12 March 2008
You can't really feel surprised by the pitiful response politicians show in the face of global meltdown, it's the pusillanimous hypocrisy of making grand claims and then coming up with policies to confront plastic bags that really sticks in the craw. If the Chancellor can't fight his way out of a wet one of those, how can we trust him to steer a course through the choppy waters that unquestionably lie ahead?
Of course the main issue is not confronting climate change, it is confronting the corporate power blocs that are - if you will forgive a mixed metaphor - driving us towards the abyss. If anything became clear this year it is that finance capitalism is a high-risk strategy, but Darling has shown no courage in confronting this threat either. Of course the two threats are inextricably intertwined. The creation of money as debt forces economic growth; companies founded on debt have to grow exponentially if they are to avoid implosion.
Last year and this, the Green Party's policy supremo Brian Heatley has taxed his brain (no civil servants at his disposal except himself) to work through a budget that counts carbon as well as cash. The maths may be complex (and fairly heroic!); the policies are not. We can afford to raise the state pension to £100 as well as offering free personal care for the elderly, free school meals to all children, and the reintroducing student fees and maintenance grants. How do we pay for this? By addressing the real source of growing inequality - the unfair tax changes introduced since the time of Thatcherism with a new 60% tax rate for those receiving more than £100,000 per year.

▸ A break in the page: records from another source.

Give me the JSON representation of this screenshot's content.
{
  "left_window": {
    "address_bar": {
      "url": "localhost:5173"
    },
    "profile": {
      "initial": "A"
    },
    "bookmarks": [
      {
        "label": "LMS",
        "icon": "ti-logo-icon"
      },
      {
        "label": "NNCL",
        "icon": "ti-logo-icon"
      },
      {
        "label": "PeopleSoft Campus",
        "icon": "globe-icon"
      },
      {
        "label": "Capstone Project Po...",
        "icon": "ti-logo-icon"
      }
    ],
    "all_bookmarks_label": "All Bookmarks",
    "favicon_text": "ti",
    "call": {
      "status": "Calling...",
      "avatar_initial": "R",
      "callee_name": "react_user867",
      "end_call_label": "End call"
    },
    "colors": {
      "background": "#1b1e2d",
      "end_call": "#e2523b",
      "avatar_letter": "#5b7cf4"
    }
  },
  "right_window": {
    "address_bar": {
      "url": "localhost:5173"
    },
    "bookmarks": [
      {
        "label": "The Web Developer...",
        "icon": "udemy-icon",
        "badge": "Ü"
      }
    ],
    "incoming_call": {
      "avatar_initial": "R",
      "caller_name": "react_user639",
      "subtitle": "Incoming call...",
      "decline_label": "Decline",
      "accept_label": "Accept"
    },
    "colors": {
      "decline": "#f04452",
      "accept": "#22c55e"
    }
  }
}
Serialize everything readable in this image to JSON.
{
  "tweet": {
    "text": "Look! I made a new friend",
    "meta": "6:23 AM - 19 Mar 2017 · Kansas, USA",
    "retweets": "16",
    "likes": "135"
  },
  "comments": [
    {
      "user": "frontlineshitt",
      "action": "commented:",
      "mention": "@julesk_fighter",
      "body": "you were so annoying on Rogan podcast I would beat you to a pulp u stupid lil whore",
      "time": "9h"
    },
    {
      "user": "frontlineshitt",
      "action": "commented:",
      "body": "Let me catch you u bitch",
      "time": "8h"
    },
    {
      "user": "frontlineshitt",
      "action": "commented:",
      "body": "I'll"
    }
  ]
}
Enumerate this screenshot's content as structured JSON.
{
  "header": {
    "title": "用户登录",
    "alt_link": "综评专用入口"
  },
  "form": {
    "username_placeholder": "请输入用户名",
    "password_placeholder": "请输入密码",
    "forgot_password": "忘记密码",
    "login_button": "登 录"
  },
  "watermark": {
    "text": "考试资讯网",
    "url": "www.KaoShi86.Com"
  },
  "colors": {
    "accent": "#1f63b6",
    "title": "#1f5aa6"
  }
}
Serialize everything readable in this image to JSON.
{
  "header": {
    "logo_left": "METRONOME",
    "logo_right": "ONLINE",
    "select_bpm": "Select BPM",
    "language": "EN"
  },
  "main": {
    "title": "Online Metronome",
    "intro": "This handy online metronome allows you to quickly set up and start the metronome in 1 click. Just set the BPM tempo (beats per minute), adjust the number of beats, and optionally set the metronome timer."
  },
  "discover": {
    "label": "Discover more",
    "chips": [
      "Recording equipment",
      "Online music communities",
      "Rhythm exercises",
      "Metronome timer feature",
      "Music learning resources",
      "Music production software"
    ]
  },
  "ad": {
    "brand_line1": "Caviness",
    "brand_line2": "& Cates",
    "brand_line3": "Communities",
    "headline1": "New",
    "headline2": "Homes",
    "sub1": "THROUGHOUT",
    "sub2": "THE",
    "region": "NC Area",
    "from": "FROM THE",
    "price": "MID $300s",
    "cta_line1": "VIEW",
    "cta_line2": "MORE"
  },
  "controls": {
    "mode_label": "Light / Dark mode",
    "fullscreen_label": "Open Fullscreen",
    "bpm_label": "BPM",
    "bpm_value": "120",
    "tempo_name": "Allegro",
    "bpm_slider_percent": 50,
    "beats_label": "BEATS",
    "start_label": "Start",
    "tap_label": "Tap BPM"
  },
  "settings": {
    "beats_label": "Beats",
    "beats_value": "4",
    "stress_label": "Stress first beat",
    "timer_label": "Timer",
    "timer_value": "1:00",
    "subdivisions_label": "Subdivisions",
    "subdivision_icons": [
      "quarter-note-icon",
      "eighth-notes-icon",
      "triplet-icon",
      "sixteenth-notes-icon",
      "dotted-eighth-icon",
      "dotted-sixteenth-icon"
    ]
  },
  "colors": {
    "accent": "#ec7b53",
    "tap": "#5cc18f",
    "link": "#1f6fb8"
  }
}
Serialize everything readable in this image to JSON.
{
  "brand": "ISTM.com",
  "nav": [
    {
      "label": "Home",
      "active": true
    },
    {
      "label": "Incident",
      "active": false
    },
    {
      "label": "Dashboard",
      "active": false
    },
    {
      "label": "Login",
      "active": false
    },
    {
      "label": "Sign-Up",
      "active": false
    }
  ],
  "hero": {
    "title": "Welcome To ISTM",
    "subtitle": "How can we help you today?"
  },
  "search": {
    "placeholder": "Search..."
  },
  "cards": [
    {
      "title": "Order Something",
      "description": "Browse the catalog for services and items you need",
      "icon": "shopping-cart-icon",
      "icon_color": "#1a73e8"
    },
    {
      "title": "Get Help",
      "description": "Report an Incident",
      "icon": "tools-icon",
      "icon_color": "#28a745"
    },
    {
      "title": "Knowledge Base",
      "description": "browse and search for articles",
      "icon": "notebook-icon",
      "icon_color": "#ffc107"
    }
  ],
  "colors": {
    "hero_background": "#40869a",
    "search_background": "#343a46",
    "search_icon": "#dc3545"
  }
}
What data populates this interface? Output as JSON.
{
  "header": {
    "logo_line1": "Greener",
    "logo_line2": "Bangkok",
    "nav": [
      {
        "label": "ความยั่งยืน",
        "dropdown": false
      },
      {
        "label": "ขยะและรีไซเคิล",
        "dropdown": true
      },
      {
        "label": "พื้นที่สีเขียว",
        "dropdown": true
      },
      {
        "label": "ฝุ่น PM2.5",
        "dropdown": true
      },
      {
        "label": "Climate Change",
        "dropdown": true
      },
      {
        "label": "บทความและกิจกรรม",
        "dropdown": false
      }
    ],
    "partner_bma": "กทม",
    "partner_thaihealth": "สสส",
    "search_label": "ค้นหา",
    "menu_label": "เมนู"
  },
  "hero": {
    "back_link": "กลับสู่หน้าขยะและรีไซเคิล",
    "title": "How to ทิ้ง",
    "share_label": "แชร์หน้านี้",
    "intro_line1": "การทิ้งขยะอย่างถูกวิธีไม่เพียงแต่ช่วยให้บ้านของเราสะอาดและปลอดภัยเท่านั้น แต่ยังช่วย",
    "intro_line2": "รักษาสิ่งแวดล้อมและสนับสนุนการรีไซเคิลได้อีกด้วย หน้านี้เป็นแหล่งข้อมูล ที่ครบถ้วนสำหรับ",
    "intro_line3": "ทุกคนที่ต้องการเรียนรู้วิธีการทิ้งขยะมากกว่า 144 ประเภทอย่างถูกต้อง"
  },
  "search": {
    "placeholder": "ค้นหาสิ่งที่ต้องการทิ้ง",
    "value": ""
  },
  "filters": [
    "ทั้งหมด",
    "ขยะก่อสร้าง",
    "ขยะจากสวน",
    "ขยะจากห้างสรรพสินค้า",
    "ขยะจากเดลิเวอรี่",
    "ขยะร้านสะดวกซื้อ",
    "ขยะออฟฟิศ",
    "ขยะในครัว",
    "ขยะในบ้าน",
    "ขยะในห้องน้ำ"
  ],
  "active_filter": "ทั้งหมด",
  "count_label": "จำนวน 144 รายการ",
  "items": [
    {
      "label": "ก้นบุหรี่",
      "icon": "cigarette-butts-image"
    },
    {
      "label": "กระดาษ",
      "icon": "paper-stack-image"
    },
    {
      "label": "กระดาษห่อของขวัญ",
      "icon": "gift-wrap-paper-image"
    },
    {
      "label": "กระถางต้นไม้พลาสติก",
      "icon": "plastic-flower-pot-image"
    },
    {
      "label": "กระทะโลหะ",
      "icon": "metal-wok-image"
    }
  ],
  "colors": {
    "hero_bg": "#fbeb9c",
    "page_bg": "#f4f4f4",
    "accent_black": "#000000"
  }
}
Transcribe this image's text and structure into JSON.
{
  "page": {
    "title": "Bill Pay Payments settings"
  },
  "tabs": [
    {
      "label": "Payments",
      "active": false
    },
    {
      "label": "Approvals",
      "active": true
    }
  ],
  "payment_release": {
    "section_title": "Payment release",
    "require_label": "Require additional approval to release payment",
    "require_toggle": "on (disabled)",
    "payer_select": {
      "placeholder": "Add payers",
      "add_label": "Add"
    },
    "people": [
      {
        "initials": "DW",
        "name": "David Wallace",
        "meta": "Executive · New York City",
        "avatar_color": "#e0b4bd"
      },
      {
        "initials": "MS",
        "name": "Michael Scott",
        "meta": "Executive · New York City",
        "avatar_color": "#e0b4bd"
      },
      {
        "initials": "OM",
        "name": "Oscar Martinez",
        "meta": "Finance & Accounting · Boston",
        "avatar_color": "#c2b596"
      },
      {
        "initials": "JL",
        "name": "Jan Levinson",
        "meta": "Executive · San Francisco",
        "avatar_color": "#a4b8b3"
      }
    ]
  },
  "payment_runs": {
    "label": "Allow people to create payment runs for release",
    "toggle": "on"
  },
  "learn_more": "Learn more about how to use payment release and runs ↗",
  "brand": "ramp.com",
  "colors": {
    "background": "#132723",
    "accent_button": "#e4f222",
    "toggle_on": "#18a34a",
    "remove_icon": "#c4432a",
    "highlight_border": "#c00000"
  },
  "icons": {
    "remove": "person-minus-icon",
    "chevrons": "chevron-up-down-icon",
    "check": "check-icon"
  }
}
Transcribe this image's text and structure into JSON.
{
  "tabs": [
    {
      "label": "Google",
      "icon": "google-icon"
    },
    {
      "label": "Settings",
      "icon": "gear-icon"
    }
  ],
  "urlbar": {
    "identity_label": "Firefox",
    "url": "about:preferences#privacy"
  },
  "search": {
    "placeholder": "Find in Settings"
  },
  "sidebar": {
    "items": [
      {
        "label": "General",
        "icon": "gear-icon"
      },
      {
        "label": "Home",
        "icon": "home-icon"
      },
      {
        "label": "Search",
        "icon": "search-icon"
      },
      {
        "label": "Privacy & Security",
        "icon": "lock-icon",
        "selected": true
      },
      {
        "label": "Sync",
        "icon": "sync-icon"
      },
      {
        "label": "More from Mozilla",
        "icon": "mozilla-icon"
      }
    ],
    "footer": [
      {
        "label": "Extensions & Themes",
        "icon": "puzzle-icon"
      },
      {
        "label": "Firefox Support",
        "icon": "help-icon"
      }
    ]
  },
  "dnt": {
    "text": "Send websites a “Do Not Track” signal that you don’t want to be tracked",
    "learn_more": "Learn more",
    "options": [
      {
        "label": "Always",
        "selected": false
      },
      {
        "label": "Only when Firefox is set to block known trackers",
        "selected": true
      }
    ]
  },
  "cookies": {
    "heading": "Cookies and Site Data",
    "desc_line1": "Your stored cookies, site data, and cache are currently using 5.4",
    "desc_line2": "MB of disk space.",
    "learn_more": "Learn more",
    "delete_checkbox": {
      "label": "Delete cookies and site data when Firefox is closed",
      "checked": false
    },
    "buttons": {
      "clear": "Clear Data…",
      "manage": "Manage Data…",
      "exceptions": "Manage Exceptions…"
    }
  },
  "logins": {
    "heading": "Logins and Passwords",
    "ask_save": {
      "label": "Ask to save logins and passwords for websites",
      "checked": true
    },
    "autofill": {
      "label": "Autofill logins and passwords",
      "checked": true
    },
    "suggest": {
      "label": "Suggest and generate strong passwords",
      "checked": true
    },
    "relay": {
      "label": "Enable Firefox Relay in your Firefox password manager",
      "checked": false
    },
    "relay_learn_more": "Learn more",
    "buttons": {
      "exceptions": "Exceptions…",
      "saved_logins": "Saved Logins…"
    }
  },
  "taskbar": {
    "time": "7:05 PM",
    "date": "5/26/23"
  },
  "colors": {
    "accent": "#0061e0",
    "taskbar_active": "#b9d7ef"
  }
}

For the excitement of fiscal nerds, other policies include re-introduction of the fuel-duty escalator to fund public transport investment; an increase in Air Passenger Duty to £100 for all flights; and the reduction of all speed limits to outlaw inefficient motoring. In addition, in a package that is revenue-neutral but would cut emissions by 6-9% in one year, the Party proposes to insulate at the public expense every home in Britain and offer £500m. in incentives for renewable energy.
That's right, Alastair, the art of the possible. That's what you signed up for: and all of this is possible, so why aren't you doing it? Tweet